Mushrooming clus–ters of letterboxes in a Wakatipu subdivision are expected to grow, stretching the patience of some residents.
More of the quirky roadside clusters at Atley Downs and Morning Star Terrace in Arthurs Point are planned for next year.
Touted as a response to the area’s growing population, the aim is to give residents more flexibility with their postal service needs.
Not everybody is thrilled.
An Arthurs Point developer Chris Streat says the clusters are an inconvenience, and he’s bemused why New Zealand Post doesn’t treat Arthurs Point as residential with house-by-house delivery: “You have to wonder why we get less service here than the rest of NZ,” he says.
Streat says he’s in talks with NZ Post, which has agreed to a submission to review future clusters.
NZ Post media communications manager Michael Tull says the growing population at Arthurs Point is more likely to lead to an increase in letterbox clusters, rather than a reduction.
“As the number of houses has grown we’re looking at the number of sites we’ve got.

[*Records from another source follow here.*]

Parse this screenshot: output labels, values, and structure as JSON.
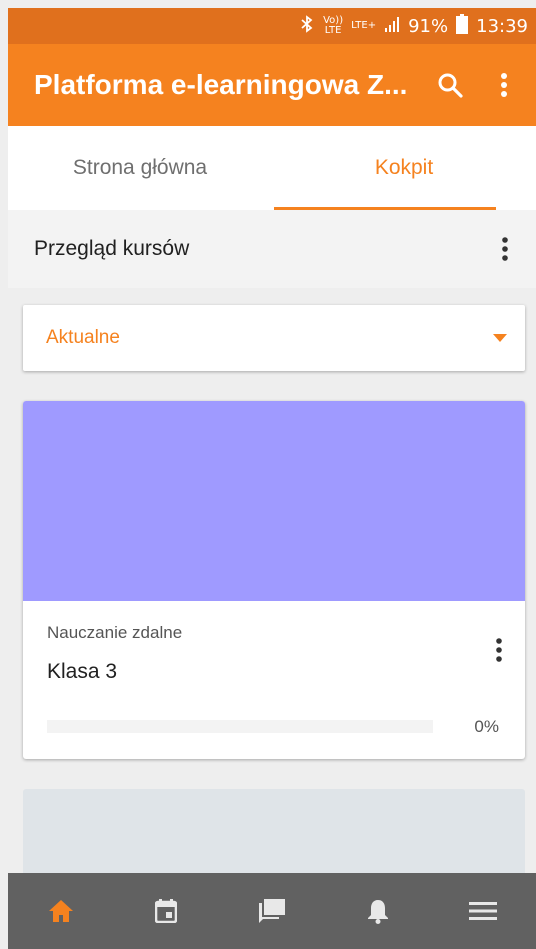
{
  "status_bar": {
    "volte_top": "Vo))",
    "volte_bottom": "LTE",
    "lte": "LTE+",
    "battery_percent": "91%",
    "time": "13:39",
    "icons": [
      "bluetooth-icon",
      "signal-icon",
      "battery-icon"
    ]
  },
  "app_bar": {
    "title": "Platforma e-learningowa Z...",
    "icons": [
      "search-icon",
      "more-vert-icon"
    ]
  },
  "tabs": [
    {
      "label": "Strona główna",
      "active": false
    },
    {
      "label": "Kokpit",
      "active": true
    }
  ],
  "section": {
    "title": "Przegląd kursów"
  },
  "filter": {
    "selected": "Aktualne"
  },
  "courses": [
    {
      "category": "Nauczanie zdalne",
      "name": "Klasa 3",
      "progress": 0,
      "progress_label": "0%",
      "image_color": "#9f9aff"
    }
  ],
  "bottom_nav": [
    {
      "icon": "home-icon",
      "active": true
    },
    {
      "icon": "calendar-icon",
      "active": false
    },
    {
      "icon": "messages-icon",
      "active": false
    },
    {
      "icon": "notifications-icon",
      "active": false
    },
    {
      "icon": "menu-icon",
      "active": false
    }
  ],
  "colors": {
    "accent": "#f5821f",
    "status_bar": "#e0701d",
    "nav_bg": "#616161"
  }
}
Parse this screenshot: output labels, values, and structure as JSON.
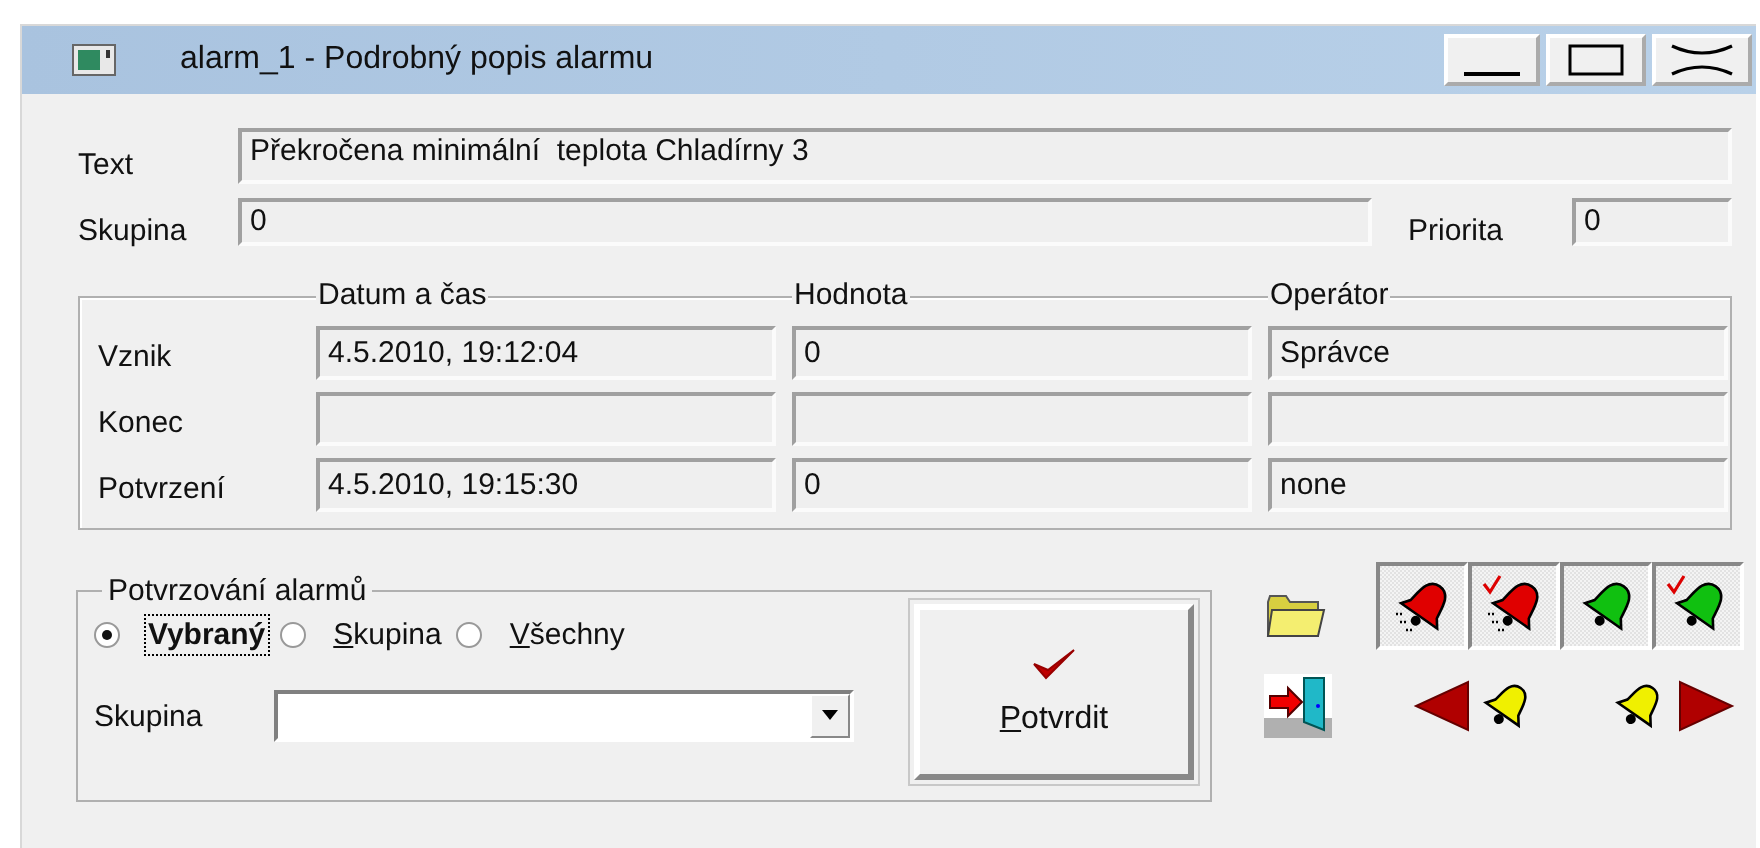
{
  "window": {
    "title": "alarm_1 - Podrobný popis alarmu"
  },
  "text": {
    "label": "Text",
    "value": "Překročena minimální  teplota Chladírny 3"
  },
  "group": {
    "label": "Skupina",
    "value": "0"
  },
  "priority": {
    "label": "Priorita",
    "value": "0"
  },
  "events": {
    "columns": [
      "Datum a čas",
      "Hodnota",
      "Operátor"
    ],
    "rows": [
      {
        "label": "Vznik",
        "date": "4.5.2010, 19:12:04",
        "value": "0",
        "operator": "Správce"
      },
      {
        "label": "Konec"
      },
      {
        "label": "Potvrzení",
        "date": "4.5.2010, 19:15:30",
        "value": "0",
        "operator": "none"
      }
    ]
  },
  "confirmation": {
    "title": "Potvrzování alarmů",
    "radios": [
      {
        "label": "Vybraný",
        "selected": true,
        "focused": true,
        "mnemonic": false
      },
      {
        "label": "Skupina",
        "selected": false,
        "focused": false,
        "mnemonic": true
      },
      {
        "label": "Všechny",
        "selected": false,
        "focused": false,
        "mnemonic": true
      }
    ],
    "group_label": "Skupina",
    "confirm_button": {
      "label": "Potvrdit",
      "mnemonic": true
    }
  },
  "bell_filters": [
    {
      "kind": "red",
      "pressed": true
    },
    {
      "kind": "red_checked",
      "pressed": true
    },
    {
      "kind": "green",
      "pressed": true
    },
    {
      "kind": "green_checked",
      "pressed": true
    }
  ]
}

Early next year we’re going to look at the number and location. We are looking to establish some additional sites.”
Smaller clusters nearer the houses and streets they represent would be better, Tull says.
In some cases, to-the-door delivery is possible – if a property is in an area where an existing rural delivery service passes and the mailbox can be easily and safely accessed.
Tull says the area doesn’t have sufficient population to support a postie for door-by-door deliveries.
While some view the letterboxes as quirky, even a tourist attraction, not all residents hold that view.
An Arthurs Point homeowner says letterbox clusters are confusing, and even the postie has issues figuring out which mail goes to which box.
“It’s alright for the people who drive past and have a chuckle, but not so much when you’re living outside a number of joke-shaped mailboxes.”